Writing in a posting on his Facebook site and Twitter account, Dempsey stressed that bullying and hazing "undermine everything the military stands for", the American Forces Press Service reported Friday.
He added that every member of the armed forces has a personal responsibility to uphold its "zero tolerance" standard and should intervene to stop any such occurrences, reported Xinhua.
Hazing is a new or potential recruit to the military being told to perform strenuous, humiliating, or dangerous tasks.
"We are currently investigating several allegations of hazing within our ranks," Dempsey said in the posting.
Dempsey posted the message after the US Army charged Wednesday eight soldiers for being allegedly involved in the death of Army Private Danny Chen, a Chinese-American from the Chinatown in New York.
Chen, deployed to southern Afghanistan in August with the 25th Infantry Division, was found dead Oct 3 in a guard tower from "an apparent self-inflicted gunshot wound", army investigators said.
"These appear to be isolated instances of misconduct, but I want to be very clear: hazing is simply intolerable," Dempsey said in his message. "It undermines our values, tarnishes our profession and erodes the trust that bonds us."
"Every service member should be aware that participating in hazing or even observing it without reporting it are both wrong. We are duty-bound to protect one another from hazing in any form," Dempsey added.
The death of Chen shocked New York's Asian-American communities, which strongly urged the US military to launch a thorough investigation into the incident.
US military officials revealed to Chen's family that he had been subjected to physical abuse and ethnic slurs by his superiors, who dragged him one night out of bed and across the floor when he failed to turn off a water heater after showering.
This is the second such incident in the past year after the suicide of another Chinese-American soldier Harry Lew, a Marine from California, who killed himself in April in Afghanistan.
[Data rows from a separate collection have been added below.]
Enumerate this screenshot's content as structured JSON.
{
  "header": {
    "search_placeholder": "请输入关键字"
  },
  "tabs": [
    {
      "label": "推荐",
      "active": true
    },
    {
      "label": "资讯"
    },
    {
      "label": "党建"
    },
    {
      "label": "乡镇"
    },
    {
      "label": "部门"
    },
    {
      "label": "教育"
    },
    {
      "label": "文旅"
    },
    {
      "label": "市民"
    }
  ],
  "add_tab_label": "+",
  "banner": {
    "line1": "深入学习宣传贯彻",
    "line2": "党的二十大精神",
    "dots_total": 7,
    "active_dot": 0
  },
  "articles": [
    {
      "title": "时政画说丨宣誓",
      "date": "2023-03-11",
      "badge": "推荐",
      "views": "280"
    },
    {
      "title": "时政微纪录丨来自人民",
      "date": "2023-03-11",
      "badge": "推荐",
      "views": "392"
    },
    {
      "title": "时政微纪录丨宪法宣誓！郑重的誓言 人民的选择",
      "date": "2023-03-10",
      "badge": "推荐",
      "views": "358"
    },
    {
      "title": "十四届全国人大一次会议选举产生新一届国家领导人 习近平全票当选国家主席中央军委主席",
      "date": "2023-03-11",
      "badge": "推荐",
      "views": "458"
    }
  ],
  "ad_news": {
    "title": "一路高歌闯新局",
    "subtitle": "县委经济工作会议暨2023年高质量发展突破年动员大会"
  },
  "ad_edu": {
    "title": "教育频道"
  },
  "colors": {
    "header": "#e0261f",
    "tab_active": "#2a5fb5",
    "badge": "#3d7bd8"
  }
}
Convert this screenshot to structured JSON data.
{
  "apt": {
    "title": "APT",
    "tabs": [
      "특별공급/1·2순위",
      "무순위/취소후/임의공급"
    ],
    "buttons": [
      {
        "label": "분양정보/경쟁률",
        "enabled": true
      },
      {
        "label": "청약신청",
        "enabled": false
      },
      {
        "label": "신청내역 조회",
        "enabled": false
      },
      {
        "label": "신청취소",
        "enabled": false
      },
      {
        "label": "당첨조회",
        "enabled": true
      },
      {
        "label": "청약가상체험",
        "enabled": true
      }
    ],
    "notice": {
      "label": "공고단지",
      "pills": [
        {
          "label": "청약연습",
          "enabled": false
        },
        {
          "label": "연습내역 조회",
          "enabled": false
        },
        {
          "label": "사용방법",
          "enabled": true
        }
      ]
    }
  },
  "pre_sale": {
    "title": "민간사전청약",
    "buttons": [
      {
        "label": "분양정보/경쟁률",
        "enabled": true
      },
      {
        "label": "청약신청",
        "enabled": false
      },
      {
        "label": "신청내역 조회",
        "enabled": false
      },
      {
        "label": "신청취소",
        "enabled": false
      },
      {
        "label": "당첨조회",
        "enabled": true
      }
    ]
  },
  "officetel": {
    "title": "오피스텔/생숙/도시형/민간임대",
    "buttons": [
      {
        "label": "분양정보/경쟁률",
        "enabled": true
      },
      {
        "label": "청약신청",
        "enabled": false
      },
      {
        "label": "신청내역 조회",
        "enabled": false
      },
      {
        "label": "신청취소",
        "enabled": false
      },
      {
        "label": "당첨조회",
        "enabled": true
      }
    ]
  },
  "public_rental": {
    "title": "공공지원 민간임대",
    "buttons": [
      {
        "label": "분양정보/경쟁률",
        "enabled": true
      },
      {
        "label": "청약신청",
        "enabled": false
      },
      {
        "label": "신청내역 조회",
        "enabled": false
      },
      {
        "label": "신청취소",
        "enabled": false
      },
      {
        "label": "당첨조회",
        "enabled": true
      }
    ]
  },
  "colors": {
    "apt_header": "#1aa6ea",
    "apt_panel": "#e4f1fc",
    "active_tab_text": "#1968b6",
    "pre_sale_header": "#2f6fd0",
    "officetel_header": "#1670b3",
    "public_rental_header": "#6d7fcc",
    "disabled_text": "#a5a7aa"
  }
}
Investigators found that Lew was subjected to a brutal hazing by his fellow Marines, three of whom were ordered court-martialed in October.